Dealing with sensitive questions in the PPI?
A question from the DFID Impact Programme, which is working in the impact investing space.
We've used the PPI to do research for some portfolio companies in Africa. While PPI is super cost-effective and yields insights which have both social (poverty rates) as well as business value (market segmentaiton by income level), we do have a concern about the personal nature of some of the questions. Would be interested to see if anyone else has encountered the same issues...or have good ways to deal with them.
What do we mean by personal questions? Well, stuff like ownership of toilets is an obvious one - or in some cultures, female literacy rates or number of elderly people in the household. During data collection, we have seen some respondents questioning why they are being asked these questions and showing reluctance to participate in the survey.
The PPI guidance has strategies to get around this (reassuring respondents that the information collected is confidential, and has nothing to do with taxation etc), but even if we could find fixes - should we be asking these questions in the first place?
Beyond ethical consideratons - we worry we're treating respondents like 'beneficaries' not 'customers'...and being extractive rather than empowering by asking about toilets etc.. And recent research in the HBR has shown that both the questions we ask and the way we frame them influences the respondent's attitudes towards the company in question (https://hbr.org/2017/01/the-power-of-positive-surveying). In the impact investing space we're not deal not with microfinance 'clients' but, more often than not, the consumers of products/services of venture capital-backed companies.
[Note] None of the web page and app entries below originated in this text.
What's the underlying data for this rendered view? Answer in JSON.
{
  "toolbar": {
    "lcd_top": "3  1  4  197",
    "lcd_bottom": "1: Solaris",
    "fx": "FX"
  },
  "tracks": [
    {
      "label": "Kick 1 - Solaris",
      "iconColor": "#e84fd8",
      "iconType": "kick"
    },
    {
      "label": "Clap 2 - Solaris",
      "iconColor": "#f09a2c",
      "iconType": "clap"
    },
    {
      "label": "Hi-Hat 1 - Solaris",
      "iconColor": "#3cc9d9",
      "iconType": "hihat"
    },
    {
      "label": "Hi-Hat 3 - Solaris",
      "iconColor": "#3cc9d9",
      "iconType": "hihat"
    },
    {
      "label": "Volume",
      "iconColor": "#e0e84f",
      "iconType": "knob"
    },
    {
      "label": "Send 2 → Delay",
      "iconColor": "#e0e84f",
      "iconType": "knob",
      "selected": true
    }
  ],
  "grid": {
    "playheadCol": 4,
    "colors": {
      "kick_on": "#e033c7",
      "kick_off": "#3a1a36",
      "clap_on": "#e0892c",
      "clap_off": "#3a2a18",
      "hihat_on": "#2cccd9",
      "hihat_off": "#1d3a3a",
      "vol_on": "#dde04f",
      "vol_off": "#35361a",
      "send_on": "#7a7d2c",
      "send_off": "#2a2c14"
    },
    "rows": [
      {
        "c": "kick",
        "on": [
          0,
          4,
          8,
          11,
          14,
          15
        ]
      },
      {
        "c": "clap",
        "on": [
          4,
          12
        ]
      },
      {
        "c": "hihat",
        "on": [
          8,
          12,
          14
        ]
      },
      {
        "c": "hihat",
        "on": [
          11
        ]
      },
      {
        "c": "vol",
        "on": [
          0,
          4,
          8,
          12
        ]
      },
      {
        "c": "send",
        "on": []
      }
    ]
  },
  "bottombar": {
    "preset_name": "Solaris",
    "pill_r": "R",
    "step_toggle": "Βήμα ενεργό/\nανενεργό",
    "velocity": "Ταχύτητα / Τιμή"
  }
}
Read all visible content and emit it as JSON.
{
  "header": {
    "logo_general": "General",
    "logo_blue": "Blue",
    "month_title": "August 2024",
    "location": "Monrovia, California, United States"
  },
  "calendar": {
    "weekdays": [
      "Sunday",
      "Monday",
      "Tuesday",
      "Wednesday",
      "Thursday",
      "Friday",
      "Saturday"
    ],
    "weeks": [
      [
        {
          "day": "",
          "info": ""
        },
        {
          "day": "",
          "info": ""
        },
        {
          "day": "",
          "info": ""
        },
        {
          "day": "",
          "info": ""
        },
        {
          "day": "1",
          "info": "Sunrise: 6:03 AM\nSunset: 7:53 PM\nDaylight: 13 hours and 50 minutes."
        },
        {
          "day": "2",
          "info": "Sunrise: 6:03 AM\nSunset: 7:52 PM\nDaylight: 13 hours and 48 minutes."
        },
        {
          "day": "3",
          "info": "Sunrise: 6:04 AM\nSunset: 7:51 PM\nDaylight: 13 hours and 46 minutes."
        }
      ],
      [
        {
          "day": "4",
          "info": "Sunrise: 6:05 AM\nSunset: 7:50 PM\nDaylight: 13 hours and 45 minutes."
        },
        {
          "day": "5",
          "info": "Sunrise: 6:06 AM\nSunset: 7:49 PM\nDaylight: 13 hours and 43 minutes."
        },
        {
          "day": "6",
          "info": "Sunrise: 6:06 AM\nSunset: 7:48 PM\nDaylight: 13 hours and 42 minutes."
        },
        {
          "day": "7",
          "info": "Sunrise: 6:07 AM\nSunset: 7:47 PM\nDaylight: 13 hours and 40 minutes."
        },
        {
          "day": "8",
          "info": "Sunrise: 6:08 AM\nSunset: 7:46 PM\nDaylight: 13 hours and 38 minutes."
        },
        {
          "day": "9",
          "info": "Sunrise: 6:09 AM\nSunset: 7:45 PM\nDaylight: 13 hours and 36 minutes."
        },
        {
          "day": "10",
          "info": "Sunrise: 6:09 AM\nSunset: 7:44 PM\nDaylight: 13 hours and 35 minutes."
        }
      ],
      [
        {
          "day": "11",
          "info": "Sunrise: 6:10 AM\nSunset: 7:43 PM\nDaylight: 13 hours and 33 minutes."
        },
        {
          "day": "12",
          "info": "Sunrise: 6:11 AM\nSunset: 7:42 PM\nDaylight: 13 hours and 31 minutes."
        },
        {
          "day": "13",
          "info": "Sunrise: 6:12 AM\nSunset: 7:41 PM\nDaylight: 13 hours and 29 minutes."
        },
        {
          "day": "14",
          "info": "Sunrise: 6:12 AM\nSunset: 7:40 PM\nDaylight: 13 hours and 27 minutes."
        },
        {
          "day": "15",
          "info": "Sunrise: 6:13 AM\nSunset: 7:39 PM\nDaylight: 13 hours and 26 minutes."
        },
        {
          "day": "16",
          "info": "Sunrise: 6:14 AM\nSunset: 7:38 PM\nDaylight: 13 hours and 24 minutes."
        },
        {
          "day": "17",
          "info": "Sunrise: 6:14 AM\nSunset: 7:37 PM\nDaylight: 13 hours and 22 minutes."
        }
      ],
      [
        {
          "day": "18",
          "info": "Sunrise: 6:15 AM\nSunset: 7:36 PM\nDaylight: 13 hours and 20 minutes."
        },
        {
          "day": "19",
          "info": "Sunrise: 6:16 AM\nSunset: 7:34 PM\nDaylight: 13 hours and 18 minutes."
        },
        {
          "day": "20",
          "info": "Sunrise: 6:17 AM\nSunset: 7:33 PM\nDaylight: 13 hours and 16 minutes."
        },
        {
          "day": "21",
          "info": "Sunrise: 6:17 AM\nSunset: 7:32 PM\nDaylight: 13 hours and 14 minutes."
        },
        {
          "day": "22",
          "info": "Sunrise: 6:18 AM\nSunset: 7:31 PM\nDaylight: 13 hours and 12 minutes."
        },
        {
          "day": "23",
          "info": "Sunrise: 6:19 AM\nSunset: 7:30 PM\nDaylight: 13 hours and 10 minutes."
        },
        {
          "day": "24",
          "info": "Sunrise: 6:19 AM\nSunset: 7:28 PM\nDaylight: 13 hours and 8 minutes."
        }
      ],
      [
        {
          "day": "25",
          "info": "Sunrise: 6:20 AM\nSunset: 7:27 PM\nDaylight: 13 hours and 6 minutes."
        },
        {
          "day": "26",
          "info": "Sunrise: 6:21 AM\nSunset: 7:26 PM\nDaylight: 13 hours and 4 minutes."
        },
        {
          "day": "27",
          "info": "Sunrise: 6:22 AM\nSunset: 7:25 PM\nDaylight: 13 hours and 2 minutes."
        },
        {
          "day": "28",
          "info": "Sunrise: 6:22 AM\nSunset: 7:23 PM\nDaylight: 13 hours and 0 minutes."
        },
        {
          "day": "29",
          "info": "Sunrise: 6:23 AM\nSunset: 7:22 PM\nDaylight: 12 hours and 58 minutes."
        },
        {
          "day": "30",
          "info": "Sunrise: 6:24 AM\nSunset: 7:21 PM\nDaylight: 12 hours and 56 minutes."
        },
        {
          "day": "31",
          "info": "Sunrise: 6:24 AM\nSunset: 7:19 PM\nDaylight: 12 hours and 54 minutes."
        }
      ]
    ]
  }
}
So if we're administering PPI on behalf of these companies, are we unwittingly doing harm to customer attitudes by 'negative' surveying?
Would love to hear thoughts on this.